Hindu-Muslim Marriages (all that you wish to know in 7 min)
Sharia Practices and how it will impact your planned Hindu-Muslim marriage
More Reading Material and Youth's Experiences:
Akansha to Nusrat, are you ready?
Idol-worshiper: Who is and who is not? (talking points)
One God, Allah? (talking points)
I am a Hindu and in a relationship with an Islamic girl (in search of equality)
Indian Marriage and Divorce Laws (don't ignore laws!)
I salute a Muslim (a marriage with equality)
I am a Hindu now: A former Muslim's life story (120 comments)
Sikh-Muslim marriage with equality (why you will expect any thing less from your Muslim bf?)
Bollywood: Interfaith marriages (interesting reading)

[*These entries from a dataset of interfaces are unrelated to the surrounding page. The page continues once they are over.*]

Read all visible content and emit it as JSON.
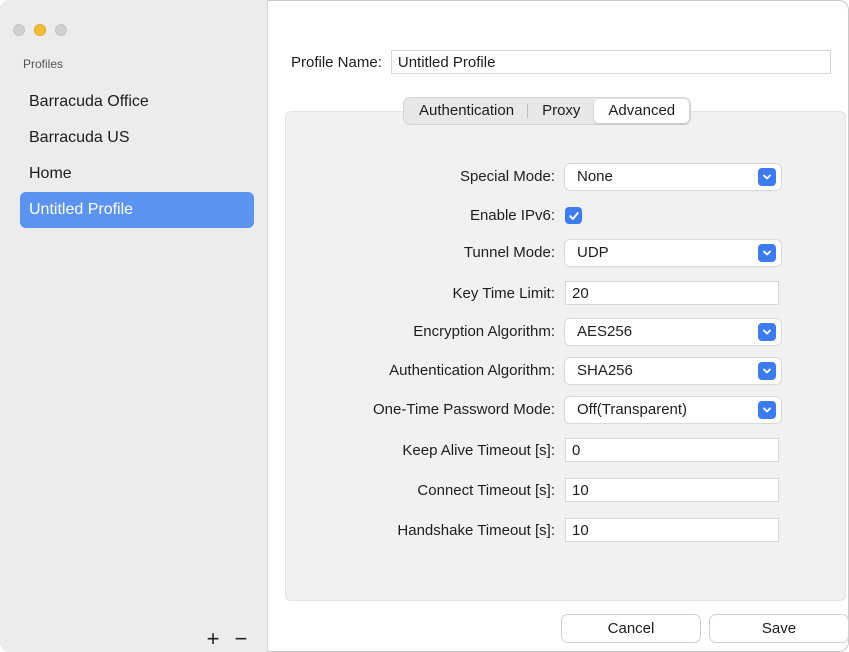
{
  "sidebar": {
    "heading": "Profiles",
    "items": [
      {
        "label": "Barracuda Office",
        "selected": false
      },
      {
        "label": "Barracuda US",
        "selected": false
      },
      {
        "label": "Home",
        "selected": false
      },
      {
        "label": "Untitled Profile",
        "selected": true
      }
    ],
    "add_label": "+",
    "remove_label": "−"
  },
  "profile": {
    "name_label": "Profile Name:",
    "name_value": "Untitled Profile"
  },
  "tabs": [
    {
      "label": "Authentication",
      "active": false
    },
    {
      "label": "Proxy",
      "active": false
    },
    {
      "label": "Advanced",
      "active": true
    }
  ],
  "advanced": {
    "special_mode": {
      "label": "Special Mode:",
      "value": "None"
    },
    "enable_ipv6": {
      "label": "Enable IPv6:",
      "checked": true
    },
    "tunnel_mode": {
      "label": "Tunnel Mode:",
      "value": "UDP"
    },
    "key_time_limit": {
      "label": "Key Time Limit:",
      "value": "20"
    },
    "encryption_algorithm": {
      "label": "Encryption Algorithm:",
      "value": "AES256"
    },
    "authentication_algorithm": {
      "label": "Authentication Algorithm:",
      "value": "SHA256"
    },
    "otp_mode": {
      "label": "One-Time Password Mode:",
      "value": "Off(Transparent)"
    },
    "keep_alive_timeout": {
      "label": "Keep Alive Timeout [s]:",
      "value": "0"
    },
    "connect_timeout": {
      "label": "Connect Timeout [s]:",
      "value": "10"
    },
    "handshake_timeout": {
      "label": "Handshake Timeout [s]:",
      "value": "10"
    }
  },
  "buttons": {
    "cancel_label": "Cancel",
    "save_label": "Save"
  },
  "colors": {
    "accent": "#3d7bf3",
    "selection": "#5a93f0",
    "minimize": "#f5bd36"
  },
  "icons": [
    "close-icon",
    "minimize-icon",
    "zoom-icon",
    "chevron-updown-icon",
    "checkmark-icon",
    "plus-icon",
    "minus-icon"
  ]
}
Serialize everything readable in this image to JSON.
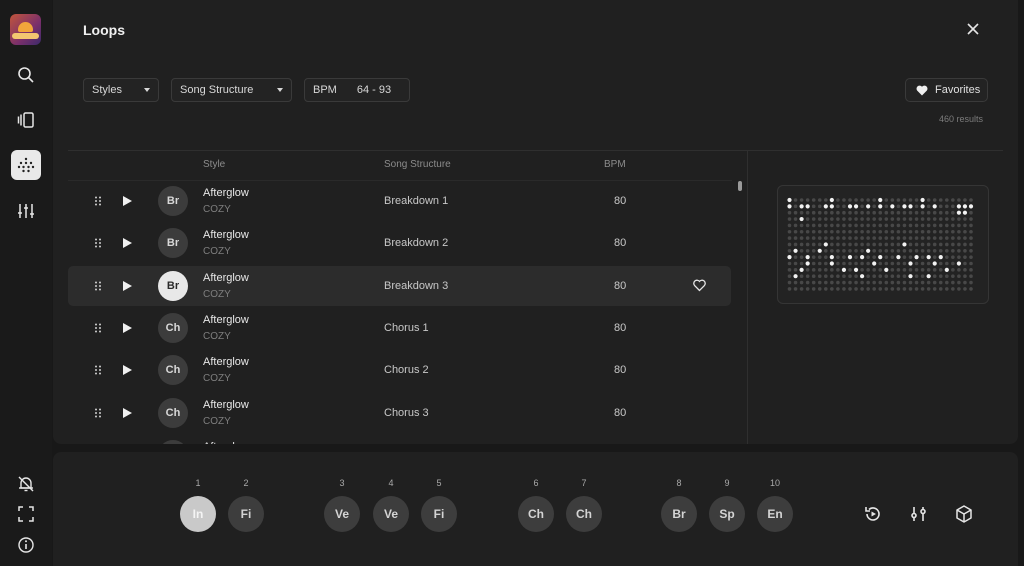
{
  "sidebar": {
    "icons": [
      "logo-icon",
      "search-icon",
      "panels-icon",
      "grid-dots-icon",
      "sliders-icon",
      "bell-off-icon",
      "fullscreen-icon",
      "info-icon"
    ],
    "active": "grid-dots-icon"
  },
  "header": {
    "title": "Loops",
    "close_icon": "close-icon"
  },
  "filters": {
    "styles_label": "Styles",
    "structure_label": "Song Structure",
    "bpm_label": "BPM",
    "bpm_range": "64 - 93",
    "favorites_label": "Favorites",
    "results": "460 results"
  },
  "table": {
    "columns": {
      "style": "Style",
      "structure": "Song Structure",
      "bpm": "BPM"
    },
    "rows": [
      {
        "badge": "Br",
        "style": "Afterglow",
        "sub": "COZY",
        "structure": "Breakdown 1",
        "bpm": "80",
        "selected": false
      },
      {
        "badge": "Br",
        "style": "Afterglow",
        "sub": "COZY",
        "structure": "Breakdown 2",
        "bpm": "80",
        "selected": false
      },
      {
        "badge": "Br",
        "style": "Afterglow",
        "sub": "COZY",
        "structure": "Breakdown 3",
        "bpm": "80",
        "selected": true
      },
      {
        "badge": "Ch",
        "style": "Afterglow",
        "sub": "COZY",
        "structure": "Chorus 1",
        "bpm": "80",
        "selected": false
      },
      {
        "badge": "Ch",
        "style": "Afterglow",
        "sub": "COZY",
        "structure": "Chorus 2",
        "bpm": "80",
        "selected": false
      },
      {
        "badge": "Ch",
        "style": "Afterglow",
        "sub": "COZY",
        "structure": "Chorus 3",
        "bpm": "80",
        "selected": false
      },
      {
        "badge": "",
        "style": "Afterglow",
        "sub": "",
        "structure": "",
        "bpm": "",
        "selected": false
      }
    ]
  },
  "pattern": {
    "active_cells": [
      [
        0,
        0
      ],
      [
        0,
        7
      ],
      [
        0,
        15
      ],
      [
        0,
        22
      ],
      [
        1,
        0
      ],
      [
        1,
        2
      ],
      [
        1,
        3
      ],
      [
        1,
        6
      ],
      [
        1,
        7
      ],
      [
        1,
        10
      ],
      [
        1,
        11
      ],
      [
        1,
        13
      ],
      [
        1,
        15
      ],
      [
        1,
        17
      ],
      [
        1,
        19
      ],
      [
        1,
        20
      ],
      [
        1,
        22
      ],
      [
        1,
        24
      ],
      [
        1,
        28
      ],
      [
        1,
        29
      ],
      [
        1,
        30
      ],
      [
        2,
        28
      ],
      [
        2,
        29
      ],
      [
        3,
        2
      ],
      [
        7,
        6
      ],
      [
        7,
        19
      ],
      [
        8,
        1
      ],
      [
        8,
        5
      ],
      [
        8,
        13
      ],
      [
        9,
        0
      ],
      [
        9,
        3
      ],
      [
        9,
        7
      ],
      [
        9,
        10
      ],
      [
        9,
        12
      ],
      [
        9,
        15
      ],
      [
        9,
        18
      ],
      [
        9,
        21
      ],
      [
        9,
        23
      ],
      [
        9,
        25
      ],
      [
        10,
        3
      ],
      [
        10,
        7
      ],
      [
        10,
        14
      ],
      [
        10,
        20
      ],
      [
        10,
        24
      ],
      [
        10,
        28
      ],
      [
        11,
        2
      ],
      [
        11,
        9
      ],
      [
        11,
        11
      ],
      [
        11,
        16
      ],
      [
        11,
        26
      ],
      [
        12,
        1
      ],
      [
        12,
        12
      ],
      [
        12,
        20
      ],
      [
        12,
        23
      ]
    ]
  },
  "timeline": {
    "segments": [
      {
        "num": "1",
        "label": "In",
        "active": true
      },
      {
        "num": "2",
        "label": "Fi",
        "active": false
      },
      {
        "num": "3",
        "label": "Ve",
        "active": false
      },
      {
        "num": "4",
        "label": "Ve",
        "active": false
      },
      {
        "num": "5",
        "label": "Fi",
        "active": false
      },
      {
        "num": "6",
        "label": "Ch",
        "active": false
      },
      {
        "num": "7",
        "label": "Ch",
        "active": false
      },
      {
        "num": "8",
        "label": "Br",
        "active": false
      },
      {
        "num": "9",
        "label": "Sp",
        "active": false
      },
      {
        "num": "10",
        "label": "En",
        "active": false
      }
    ],
    "tools": [
      "replay-icon",
      "adjust-icon",
      "cube-icon"
    ]
  }
}
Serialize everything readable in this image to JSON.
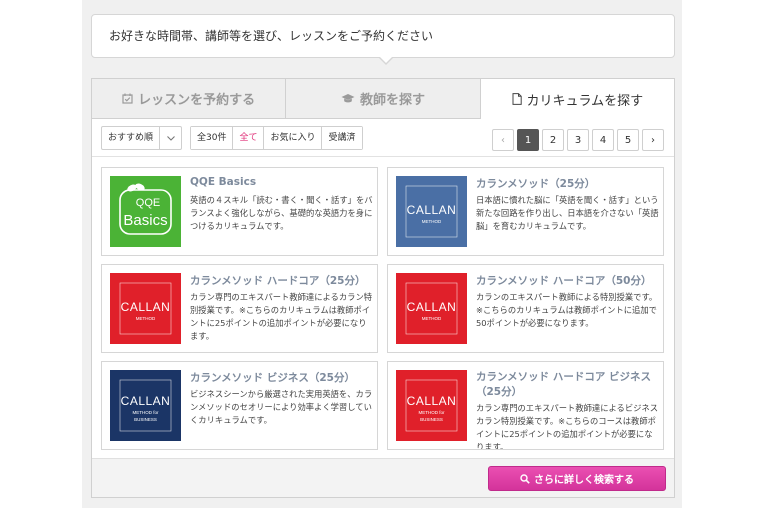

Koran on Hindus? (a must reading by the couple)
Can Allah be the father God? (talking points)
Hindus, Abrahamics and Intolerants (Who is and who is not?)
Religious conversion for marriage (learn to say "NO")
FAQ on interfaith marriages (help make an informed decision)